Palm Coast Premier Inshore Fishing Guide
Reserve Today: (386) 503-6338

Archive for the Uncategorized Category

Nice write up about Captains BBQ, Bait & Tackle

http://flaglerlive.com/36005/bings-landing-bbq

Palm Coast Inshore Fishing Report 9-20 / 9-21

As always it’s my pleasure to fish with Rich from Jersey and who ever he brings along. This time Rich invited 4 of his good buds to enjoy some good ole southern hospitality and fishing. Day one started with Rich, Dave and Chris who wanted to stretch a line with some redfish and we sure did that. Our first bite was actually a triple hook up as all three rods were bent and lines screaming and in an orderly fashion everyone brought in their catch.

Day two was with Rich, Dave and John, we hit the same spot as the day before but had a bit of a little different outcome. Dave had the hot hand with first catching a nice flounder followed by a trout and finished the North Florida inshore slam with a nice redfish. Rich tried to keep up with his own flounder lost boat side and a trout. John,  well John just got to enjoy a beautiful day on the water and got to watch Dave catchum up.

Capt. Chris Herrera

www.PalmCoastFishing.com

Marrissa Catches Her First Redfish……..

St Augustine fishing has been going off as of late for redfish and  what a great day to show rookie angler Marissa what redfishing is like in North East Florida! Marissa was first up with her first ever redfish and was also surprised she held the fish as she posed for the camera. We fished with live mud minnows and Daiichi 2/0 circle hooks at the first spot then switched to mullet heads and bigger circle hooks so Matt could get some bigger reds. Matt caught some nice upper slots and lost a few as well but thats how it goes when fishing in the oysters.

Capt. Chris Herrera

www.PalmCoastFishing.com

 

Palm Coast / St. Augustine Fishing Report

Sean and Keith were my guest aboard the Hellsbay for a day of sight fishing schools of redfish in St. Augustine. We started a bit slow looking for a big school but they must have swam into deeper water avoiding us so we motored to the next flat only to find a few singles and a 30 fish school that disappeared after Keith hooked up. I could tell Keith was starting to get a little leery of my stories of 100 plus fish schools but I reassured him we had to wait for the right tide and it would be game on.

As the perfect tide neared we made a run to the promised land and finally found what I have promised the guys. We sat for had to be just over an hour dead smack in the middle of a large school that ate our offerings on every pass. What really helped the guys put fish in the boat was how they hooked and silently fought the fish not alerting the others of what was going on. This is a technique I preach when fishing schools which Keith and Sean had already perfected.

Capt. Chris Herrera

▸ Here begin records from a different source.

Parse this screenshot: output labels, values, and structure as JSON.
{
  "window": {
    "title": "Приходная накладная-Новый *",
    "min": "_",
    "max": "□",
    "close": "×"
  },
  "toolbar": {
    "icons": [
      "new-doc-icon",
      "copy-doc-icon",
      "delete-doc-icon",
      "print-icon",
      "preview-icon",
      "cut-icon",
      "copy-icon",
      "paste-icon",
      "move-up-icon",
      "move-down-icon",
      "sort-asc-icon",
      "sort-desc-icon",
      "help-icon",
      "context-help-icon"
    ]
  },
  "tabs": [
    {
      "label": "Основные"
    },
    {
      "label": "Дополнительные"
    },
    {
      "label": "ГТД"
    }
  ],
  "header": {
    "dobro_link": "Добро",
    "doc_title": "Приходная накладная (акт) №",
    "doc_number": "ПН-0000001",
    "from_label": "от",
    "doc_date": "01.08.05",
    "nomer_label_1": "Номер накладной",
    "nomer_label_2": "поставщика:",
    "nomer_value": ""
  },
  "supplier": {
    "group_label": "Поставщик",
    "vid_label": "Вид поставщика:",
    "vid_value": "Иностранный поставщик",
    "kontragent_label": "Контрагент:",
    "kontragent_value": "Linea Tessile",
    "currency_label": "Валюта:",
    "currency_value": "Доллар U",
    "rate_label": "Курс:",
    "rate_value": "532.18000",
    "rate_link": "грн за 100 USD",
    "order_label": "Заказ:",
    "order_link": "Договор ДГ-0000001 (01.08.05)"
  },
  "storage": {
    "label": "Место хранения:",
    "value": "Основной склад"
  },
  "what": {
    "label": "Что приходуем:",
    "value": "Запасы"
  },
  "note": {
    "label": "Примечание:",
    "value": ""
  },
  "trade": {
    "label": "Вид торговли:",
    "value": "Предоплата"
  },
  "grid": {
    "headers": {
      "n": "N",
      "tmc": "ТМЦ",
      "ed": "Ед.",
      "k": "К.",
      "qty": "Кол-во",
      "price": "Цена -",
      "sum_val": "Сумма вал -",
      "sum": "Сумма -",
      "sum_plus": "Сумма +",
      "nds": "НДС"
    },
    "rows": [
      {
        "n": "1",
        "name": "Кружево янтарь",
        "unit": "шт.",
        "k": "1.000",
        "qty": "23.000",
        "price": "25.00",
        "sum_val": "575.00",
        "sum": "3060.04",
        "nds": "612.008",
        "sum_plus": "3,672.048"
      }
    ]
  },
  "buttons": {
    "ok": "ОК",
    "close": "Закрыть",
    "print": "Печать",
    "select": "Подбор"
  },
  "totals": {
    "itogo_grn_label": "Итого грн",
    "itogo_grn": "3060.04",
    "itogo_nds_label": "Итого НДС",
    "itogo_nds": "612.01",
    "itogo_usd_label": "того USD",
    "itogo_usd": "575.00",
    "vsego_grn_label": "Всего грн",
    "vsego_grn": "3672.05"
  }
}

St Augustine Fishing Charters

November Fishing Forecast

November Fishing Forecast

By : Capt Chris Herrera

 

 

 

            Creek bends, shallow flats, Inlets, docks and creek mouths. What do these areas have in common? Flounder, it’s that time of year when water temperatures (68 degrees) dictate flounder activity and the annual flounder run starts.

 

Its fairly simple fishing as using a ¼ ounce RipTide Jig head with a finger mullet or mud minnow slowly dragged across the bottom. Other simple rigs consist of using split shots or an egg sinker (fish finder rig) and 14 inches of leader with a 3/0 Kayle hook. For artificial applications any jig head and soft plastic combo (RipTide 3 inch mullet, Berkley gulps) works well in deep water areas. Spoons, soft plastics and hard baits fished on shallow sandbars will produce flatties as well.

 

Flounder strikes or “thumps” as I like to call it are very distinct to other inshore game fish. When fishing for flounder patience pays a great part after feeling the “thump”. Flounder will grab a hold of your bait and sit on the bottom till bait stops moving around and that’s when the flounder will turn mullet or mud minnow around and swallow it head first which will initiate the second “thump”. Many “Old Salt” flounder anglers know the importance of feeling for flounder on the line by slowly lifting the rod tip to make sure the flounder is still attached to the line and then give some slack for about a minute before setting the hook.